Hang your chart up for the entire family to see and determine what is best! Can you afford to pay “X” amount for the next four years? How much per year do you want in loans? What about grad school? One student cried and begged her parents to send her to a college that would cost about $40,000 per year. Instead she attended the school that cost $20,000 and absolutely loves it and will graduate with no debt. It was very hard for the parents to make that decision, but they knew that did not want those loans to follow their child into adulthood.

Part II  Make a Contract! 

This is especially a great idea if you are the parent footing the tuition bill. It is also helpful to the student since it helps them create a plan. Many students think they have a pretty good idea of how they will live, study and make their way in college. However, their priorities are probably different from their parents. All students should write their own contract because it gets them thinking!

Elements of a New Student Contract or “Business Plan” 

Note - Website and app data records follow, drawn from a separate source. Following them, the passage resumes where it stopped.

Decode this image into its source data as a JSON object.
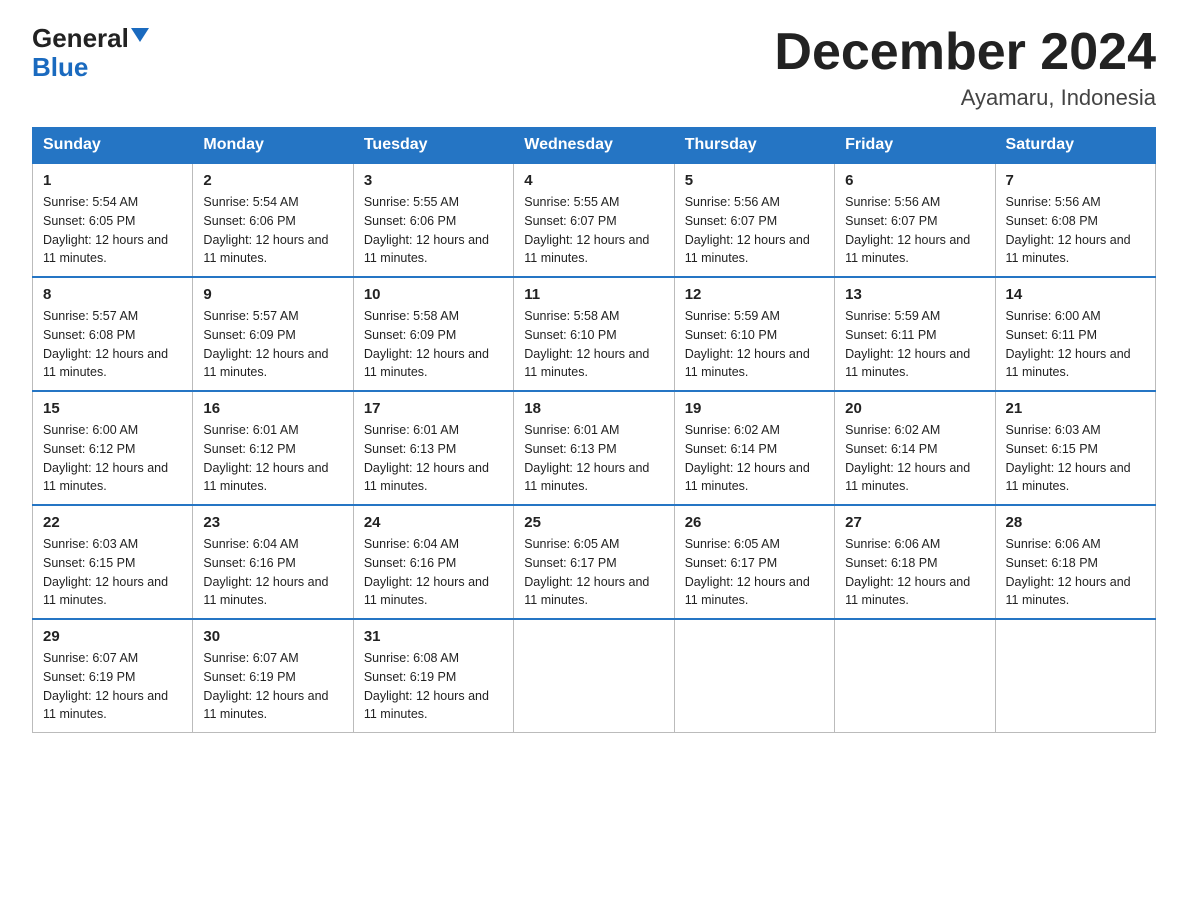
{
  "logo": {
    "general": "General",
    "blue": "Blue"
  },
  "header": {
    "title": "December 2024",
    "subtitle": "Ayamaru, Indonesia"
  },
  "weekdays": [
    "Sunday",
    "Monday",
    "Tuesday",
    "Wednesday",
    "Thursday",
    "Friday",
    "Saturday"
  ],
  "weeks": [
    [
      {
        "day": "1",
        "sunrise": "5:54 AM",
        "sunset": "6:05 PM",
        "daylight": "12 hours and 11 minutes."
      },
      {
        "day": "2",
        "sunrise": "5:54 AM",
        "sunset": "6:06 PM",
        "daylight": "12 hours and 11 minutes."
      },
      {
        "day": "3",
        "sunrise": "5:55 AM",
        "sunset": "6:06 PM",
        "daylight": "12 hours and 11 minutes."
      },
      {
        "day": "4",
        "sunrise": "5:55 AM",
        "sunset": "6:07 PM",
        "daylight": "12 hours and 11 minutes."
      },
      {
        "day": "5",
        "sunrise": "5:56 AM",
        "sunset": "6:07 PM",
        "daylight": "12 hours and 11 minutes."
      },
      {
        "day": "6",
        "sunrise": "5:56 AM",
        "sunset": "6:07 PM",
        "daylight": "12 hours and 11 minutes."
      },
      {
        "day": "7",
        "sunrise": "5:56 AM",
        "sunset": "6:08 PM",
        "daylight": "12 hours and 11 minutes."
      }
    ],
    [
      {
        "day": "8",
        "sunrise": "5:57 AM",
        "sunset": "6:08 PM",
        "daylight": "12 hours and 11 minutes."
      },
      {
        "day": "9",
        "sunrise": "5:57 AM",
        "sunset": "6:09 PM",
        "daylight": "12 hours and 11 minutes."
      },
      {
        "day": "10",
        "sunrise": "5:58 AM",
        "sunset": "6:09 PM",
        "daylight": "12 hours and 11 minutes."
      },
      {
        "day": "11",
        "sunrise": "5:58 AM",
        "sunset": "6:10 PM",
        "daylight": "12 hours and 11 minutes."
      },
      {
        "day": "12",
        "sunrise": "5:59 AM",
        "sunset": "6:10 PM",
        "daylight": "12 hours and 11 minutes."
      },
      {
        "day": "13",
        "sunrise": "5:59 AM",
        "sunset": "6:11 PM",
        "daylight": "12 hours and 11 minutes."
      },
      {
        "day": "14",
        "sunrise": "6:00 AM",
        "sunset": "6:11 PM",
        "daylight": "12 hours and 11 minutes."
      }
    ],
    [
      {
        "day": "15",
        "sunrise": "6:00 AM",
        "sunset": "6:12 PM",
        "daylight": "12 hours and 11 minutes."
      },
      {
        "day": "16",
        "sunrise": "6:01 AM",
        "sunset": "6:12 PM",
        "daylight": "12 hours and 11 minutes."
      },
      {
        "day": "17",
        "sunrise": "6:01 AM",
        "sunset": "6:13 PM",
        "daylight": "12 hours and 11 minutes."
      },
      {
        "day": "18",
        "sunrise": "6:01 AM",
        "sunset": "6:13 PM",
        "daylight": "12 hours and 11 minutes."
      },
      {
        "day": "19",
        "sunrise": "6:02 AM",
        "sunset": "6:14 PM",
        "daylight": "12 hours and 11 minutes."
      },
      {
        "day": "20",
        "sunrise": "6:02 AM",
        "sunset": "6:14 PM",
        "daylight": "12 hours and 11 minutes."
      },
      {
        "day": "21",
        "sunrise": "6:03 AM",
        "sunset": "6:15 PM",
        "daylight": "12 hours and 11 minutes."
      }
    ],
    [
      {
        "day": "22",
        "sunrise": "6:03 AM",
        "sunset": "6:15 PM",
        "daylight": "12 hours and 11 minutes."
      },
      {
        "day": "23",
        "sunrise": "6:04 AM",
        "sunset": "6:16 PM",
        "daylight": "12 hours and 11 minutes."
      },
      {
        "day": "24",
        "sunrise": "6:04 AM",
        "sunset": "6:16 PM",
        "daylight": "12 hours and 11 minutes."
      },
      {
        "day": "25",
        "sunrise": "6:05 AM",
        "sunset": "6:17 PM",
        "daylight": "12 hours and 11 minutes."
      },
      {
        "day": "26",
        "sunrise": "6:05 AM",
        "sunset": "6:17 PM",
        "daylight": "12 hours and 11 minutes."
      },
      {
        "day": "27",
        "sunrise": "6:06 AM",
        "sunset": "6:18 PM",
        "daylight": "12 hours and 11 minutes."
      },
      {
        "day": "28",
        "sunrise": "6:06 AM",
        "sunset": "6:18 PM",
        "daylight": "12 hours and 11 minutes."
      }
    ],
    [
      {
        "day": "29",
        "sunrise": "6:07 AM",
        "sunset": "6:19 PM",
        "daylight": "12 hours and 11 minutes."
      },
      {
        "day": "30",
        "sunrise": "6:07 AM",
        "sunset": "6:19 PM",
        "daylight": "12 hours and 11 minutes."
      },
      {
        "day": "31",
        "sunrise": "6:08 AM",
        "sunset": "6:19 PM",
        "daylight": "12 hours and 11 minutes."
      },
      null,
      null,
      null,
      null
    ]
  ]
}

  • How much time do they plan to study on a daily basis
  • What are their academic goals
  • What are their social goals
  • What is the spending money budget
  • When they should call home
  • Parental access to student’s log in info i.e. for transcripts, schedules, university notices
  • Purchasing of Books  (who is paying, when & where  you expect them to buy them, (1st day of class, amazon, rent through, etc.)

The student should make a 7 Day spreadsheet of their anticipated schedule*:

  • integrate class time
  • studying in the library
  • meals
  • Professor or TA hours
  • on campus errands
  • room cleaning
  • laundry
  • socializing and
  • sleep

* Yes, a spreadsheet with time blocks may seem over the top but it can be a “fun” exercise and it is especially helpful if you are concerned about maturity. This will truly help the student envision how their day should look and prevent them from becoming overwhelmed. If something goes awry at school such as illness, roommate conflicts, or a week without clean underwear, a new student can quickly go down a slippery slope and lose sight of their goals.

A  self-written Student Business Plan or Contract is empowering.  Students should write it and then discuss it with the parents. It may need to be sent for a rewrite if expectations are overzealous or too low.

You are assisting your child obtain the privilege of a college education. Maybe you will take out loans to do so. If you were borrowing money to launch a business the bank would require you to submit a business plan. Why not help your child understand the significance of the expense of a college education?

A Final Word- Attending Harvard  Happiness

A college education resulting in earning your degree, is a privilege and a worthy goal. You want a great experience of learning and growing while be able to pay for it. This does not mean going to the most prestigious or expensive college. There are many ways to accomplish earning a college degree. There are over 3,000 colleges in the United States and much to be said about being the “Big Fish in a Small Pond”. Many students who attend Harvard, Princeton and Yale are not happy, so think outside the box and find the right fit for you!